A California biotechnology firm has asked the International Trade Commission to ban imports of one of the first and most promising products of genetic engineering on the grounds that a Japanese rival stole its patent.

The case, the first trade complaint involving the growing new field of biotechnology to come before the ITC, may play a significant role in determining the amount of protection U.S. trade laws will give American companies that develop pioneering techniques in genetic engineering.

Chugai Pharmaceutical Co., the Japanese company named in the suit, yesterday denied Amgen Inc.'s charges and asked the ITC for a summary determination that would stop the investigation because Chugai was not violating any of the California company's patents.

In the complaint, Amgen, one of the leaders in U.S. biotechnology research, charged that Chugai pirated its patented techniques to produce a genetically engineered hormone used to treat anemia. The product, known as erythropoietin but commonly referred to as EPO, is in the final stages of approval by the Food and Drug Administration and is expected to have a potential of at least $1 billion a year in U.S. sales.

Amgen argued that it needs the ITC ban on imports of EPO to protect the fruits of its research from what it termed "a Japanese effort to penetrate and ultimately dominate the U.S. biotechnology industry."

The ITC's decision to review the case could provide an outlet for the growing concerns among American trade specialists who saw the U.S. lead in semiconductors eroded by Japanese rivals that capitalized on research done by U.S. companies.

But it has raised questions about U.S. trade policy and what special protections are required to prevent the piracy of new technologies. The ITC has never before accepted jurisdiction in a patent dispute of this nature, and agreed to investigate the complaint on a 3 to 3 vote after staff attorneys split over whether the type of patent Amgen holds is covered by U.S. trade law. The U.S. Patent Office also is split over this question.

The problem is that Amgen's patent does not actually cover the product EPO or the process used to manufacture the hormone. Instead, as is common in the biotechnology field, it covers what are known as intermediates, or genetic tools used in the hormone's manufacture.

"We don't bring into the country the stuff that their patent is on and we don't use a process that they have any patent rights to. So they don't have a case," said John Glazier, an attorney for Dorsey & Whitney, the law firm representing Chugai, echoing the argument made by some ITC lawyers.

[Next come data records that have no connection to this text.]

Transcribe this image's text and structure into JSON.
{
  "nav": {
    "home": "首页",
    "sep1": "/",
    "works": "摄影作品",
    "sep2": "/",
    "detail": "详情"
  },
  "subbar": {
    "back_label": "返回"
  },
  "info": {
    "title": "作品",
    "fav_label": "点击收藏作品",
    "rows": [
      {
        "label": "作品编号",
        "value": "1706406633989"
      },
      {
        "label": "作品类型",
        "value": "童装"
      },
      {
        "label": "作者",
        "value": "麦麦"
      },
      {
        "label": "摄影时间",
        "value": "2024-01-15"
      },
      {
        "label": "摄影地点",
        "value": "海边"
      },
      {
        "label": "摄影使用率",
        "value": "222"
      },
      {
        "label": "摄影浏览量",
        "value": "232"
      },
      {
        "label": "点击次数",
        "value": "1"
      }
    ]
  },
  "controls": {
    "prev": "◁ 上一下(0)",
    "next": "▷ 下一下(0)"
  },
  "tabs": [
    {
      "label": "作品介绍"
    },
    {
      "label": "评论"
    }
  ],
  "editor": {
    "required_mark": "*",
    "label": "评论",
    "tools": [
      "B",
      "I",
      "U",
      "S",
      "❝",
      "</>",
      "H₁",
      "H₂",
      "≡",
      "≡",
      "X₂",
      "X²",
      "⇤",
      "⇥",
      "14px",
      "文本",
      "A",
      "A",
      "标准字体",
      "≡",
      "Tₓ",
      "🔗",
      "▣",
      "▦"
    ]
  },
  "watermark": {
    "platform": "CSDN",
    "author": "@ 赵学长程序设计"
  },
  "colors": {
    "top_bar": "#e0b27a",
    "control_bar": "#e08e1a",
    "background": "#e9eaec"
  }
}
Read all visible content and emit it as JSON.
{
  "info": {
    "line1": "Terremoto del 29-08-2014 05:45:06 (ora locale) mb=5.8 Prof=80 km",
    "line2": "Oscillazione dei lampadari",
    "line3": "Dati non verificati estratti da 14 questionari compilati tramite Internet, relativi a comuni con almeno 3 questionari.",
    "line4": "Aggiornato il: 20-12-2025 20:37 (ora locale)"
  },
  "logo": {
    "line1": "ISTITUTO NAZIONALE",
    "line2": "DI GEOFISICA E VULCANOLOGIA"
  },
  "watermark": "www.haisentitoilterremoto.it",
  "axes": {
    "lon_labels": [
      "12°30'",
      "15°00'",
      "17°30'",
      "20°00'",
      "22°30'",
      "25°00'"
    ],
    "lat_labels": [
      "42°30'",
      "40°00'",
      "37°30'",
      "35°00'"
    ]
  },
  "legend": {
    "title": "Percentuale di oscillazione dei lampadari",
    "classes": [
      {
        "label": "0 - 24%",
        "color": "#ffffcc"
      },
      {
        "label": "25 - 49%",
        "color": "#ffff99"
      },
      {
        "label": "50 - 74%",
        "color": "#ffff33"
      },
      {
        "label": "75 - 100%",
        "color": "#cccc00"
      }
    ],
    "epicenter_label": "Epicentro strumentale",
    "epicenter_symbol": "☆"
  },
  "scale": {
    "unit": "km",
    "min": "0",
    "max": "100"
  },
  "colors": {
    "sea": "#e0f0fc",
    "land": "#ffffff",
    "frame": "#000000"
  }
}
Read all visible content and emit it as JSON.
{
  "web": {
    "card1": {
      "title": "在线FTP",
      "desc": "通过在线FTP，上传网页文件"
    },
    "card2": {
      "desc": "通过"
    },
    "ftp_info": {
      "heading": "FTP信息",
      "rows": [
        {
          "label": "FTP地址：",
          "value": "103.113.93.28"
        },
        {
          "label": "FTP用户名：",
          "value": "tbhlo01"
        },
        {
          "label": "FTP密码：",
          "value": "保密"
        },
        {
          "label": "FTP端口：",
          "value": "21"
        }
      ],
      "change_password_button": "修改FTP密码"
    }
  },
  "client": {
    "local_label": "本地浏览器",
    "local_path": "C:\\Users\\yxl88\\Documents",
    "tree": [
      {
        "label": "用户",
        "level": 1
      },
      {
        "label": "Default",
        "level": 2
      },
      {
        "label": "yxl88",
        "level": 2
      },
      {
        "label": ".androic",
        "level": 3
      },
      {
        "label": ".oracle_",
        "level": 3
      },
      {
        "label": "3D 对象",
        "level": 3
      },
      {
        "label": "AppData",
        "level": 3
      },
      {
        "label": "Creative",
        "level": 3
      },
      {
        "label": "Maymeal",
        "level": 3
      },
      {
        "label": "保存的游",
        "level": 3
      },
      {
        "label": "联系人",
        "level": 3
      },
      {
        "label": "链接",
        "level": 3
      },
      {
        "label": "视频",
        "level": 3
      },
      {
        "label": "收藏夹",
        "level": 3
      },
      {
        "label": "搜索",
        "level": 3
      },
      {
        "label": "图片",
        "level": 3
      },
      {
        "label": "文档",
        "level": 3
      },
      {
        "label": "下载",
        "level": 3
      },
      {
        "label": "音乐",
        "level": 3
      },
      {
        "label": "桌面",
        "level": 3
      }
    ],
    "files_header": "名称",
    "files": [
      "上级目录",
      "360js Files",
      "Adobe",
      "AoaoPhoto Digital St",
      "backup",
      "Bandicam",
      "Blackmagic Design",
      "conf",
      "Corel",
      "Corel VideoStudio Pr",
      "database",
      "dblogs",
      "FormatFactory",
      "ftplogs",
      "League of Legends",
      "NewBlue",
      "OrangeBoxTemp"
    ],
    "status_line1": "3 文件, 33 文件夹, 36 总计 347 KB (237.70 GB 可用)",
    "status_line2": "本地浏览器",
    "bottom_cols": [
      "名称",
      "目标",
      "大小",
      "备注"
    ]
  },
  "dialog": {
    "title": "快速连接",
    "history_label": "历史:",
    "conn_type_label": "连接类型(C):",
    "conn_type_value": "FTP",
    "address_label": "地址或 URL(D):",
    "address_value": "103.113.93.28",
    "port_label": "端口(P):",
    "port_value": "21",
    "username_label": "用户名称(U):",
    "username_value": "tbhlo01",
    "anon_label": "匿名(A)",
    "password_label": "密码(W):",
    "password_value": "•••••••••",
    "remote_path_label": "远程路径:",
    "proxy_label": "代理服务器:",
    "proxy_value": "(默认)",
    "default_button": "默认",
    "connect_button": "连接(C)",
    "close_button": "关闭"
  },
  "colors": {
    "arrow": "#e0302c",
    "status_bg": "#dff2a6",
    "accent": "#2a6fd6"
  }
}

But Amgen's lawyers argue for an interpretation of trade law that would treat their patent as the equivalent of a process patent in more traditional manufacturing. In this they reflected a growing consensus in the biotechnology community, which maintains that its new manufacturing practices require special interpretations of existing protections against intellectual piracy.

For example, many of the products of genetic engineering, such as EPO, are proteins that occur naturally in the human body and thus cannot be patented. Instead, biotechnology firms have found it necessary to rely on patents covering the substances and techniques used in manufacturing, which historically have not been given the same degree of legal protection as the end product itself.

For some observers, the ITC decision to investigate the Amgen complaint represents a victory for the biotechnology community. "There is a trend in the commission to read these statutes a little more broadly in light of the trade deficit, pressure from Congress and the feeling that the U.S. is being victimized by foreign competitors," said Donald Dinan, a trade lawyer with Adduci, Dinan, Mastriani, Meeks and Schill in Washington.

Amgen's complaint to the ITC could lead under U.S. trade laws to a ban on imports of EPO. Amgen said it filed the complaint before either it or Chugai had FDA permission to market the product as a drug because "it would be too late" if it waits for the Japanese firm to begin selling in this country.

By that time, Amgen argued in its complaint, the effects of Chugai's actions "will be irreparable and Amgen will be precluded from reaping the benefit to which it is rightfully entitled."

Amgen's legal battles against its competitors are not confined to the ITC. Last fall when the company received a patent on EPO, it immediately filed a patent infringement suit in federal court against Chugai, and its U.S. research and development partner, Genetics Institute Inc. of Cambridge, Mass. That case would allow Amgen to collect damages from the two companies, but could not stop imports of EPO from Japan.